Our characterization of this novel enhancer is particularly noteworthy in light of the observation that a SNP located ∼2.5 kb upstream of this MEG3 enhancer in the human locus is correlated with risk for type 1 diabetes mellitus. The SNP identified as the risk variant lies within the same intron of MEG3 as the enhancer characterized in our study (26) and is part of the same linkage disequilibrium block. It remains to be determined whether this SNP and other variants in linkage disequilibrium with it confer risk for type 1 diabetes mellitus by altering regulation of the genes in the imprinted locus by affecting the enhancer region characterized in this study. This is indeed supported by evidence that in general, disease variants identified by genome-wide association studies are frequently found in cis-regulatory elements (27,28).
It is likely that other unidentified regulators contribute to the control of imprinting at this locus. Recent studies have suggested that similar to other nuclear long noncoding RNAs, MEG3 directly interacts with the polycomb repressive complex (PRC2) in embryonic stem cells to guide the repressive histone modification mark H3K27me3 to its target sites (29,30). A careful characterization of MEG3-PRC2 complex targets in adult pancreatic islets will provide better insights into the role of this silencing complex in mediating allelic expression at this locus. Additionally, although islet transcription factors bound by both the promoter and the enhancer, such as NKX2.2, are likely mediators of the looping interaction between these regions, it is possible that architectural elements unexplored in this current study are also involved in stabilizing this interaction.

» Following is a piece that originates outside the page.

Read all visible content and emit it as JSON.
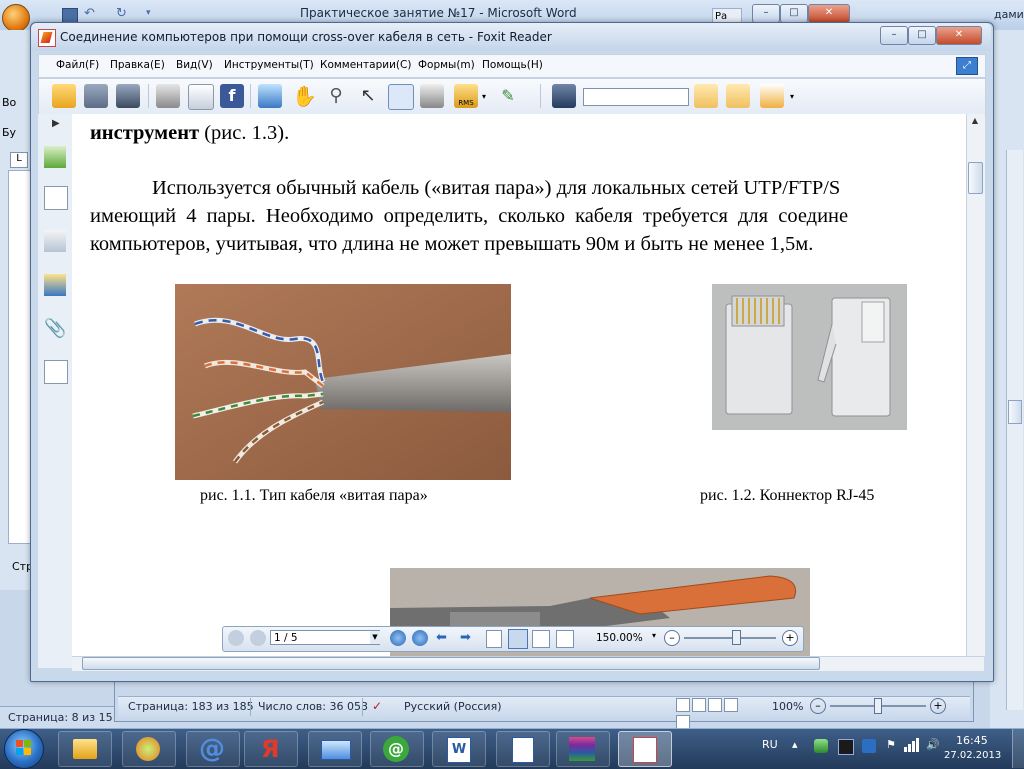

Overall, our results demonstrate that targeted methylation of the MEG3-DMR is sufficient to repress the locus and increase β-cell susceptibility to cytokines and provide evidence for the role of a novel enhancer in the regulation of imprinting at the DLK1-MEG3 locus in human cells. These results extend our understanding of allelic expression of genes in this important locus and thus its misregulation in T2DM and other diseases.
Acknowledgments. The authors thank the University of Pennsylvania Diabetes Research Center for the use of the Functional Genomics Core.
Funding. This work was supported by the National Institutes of Health (R01-DK-088383 and UC4-DK-104119). The University of Pennsylvania Diabetes Research Center Functional Genomics Core was supported by the National Institutes of Health (P30-DK-19525).
Duality of Interest. No potential conflicts of interest relevant to this article were reported.
Author Contributions. V.K. wrote the manuscript and researched data. M.L.G., M.R.-R., K.O., Y.J.W., J.Z., and L.P. researched data. K.H.K. contributed to discussion and reviewed and edited the manuscript. K.H.K. is the guarantor of this work and, as such, had full access to all of the data in the study and takes responsibility for the integrity of the data and the accuracy of the data analysis.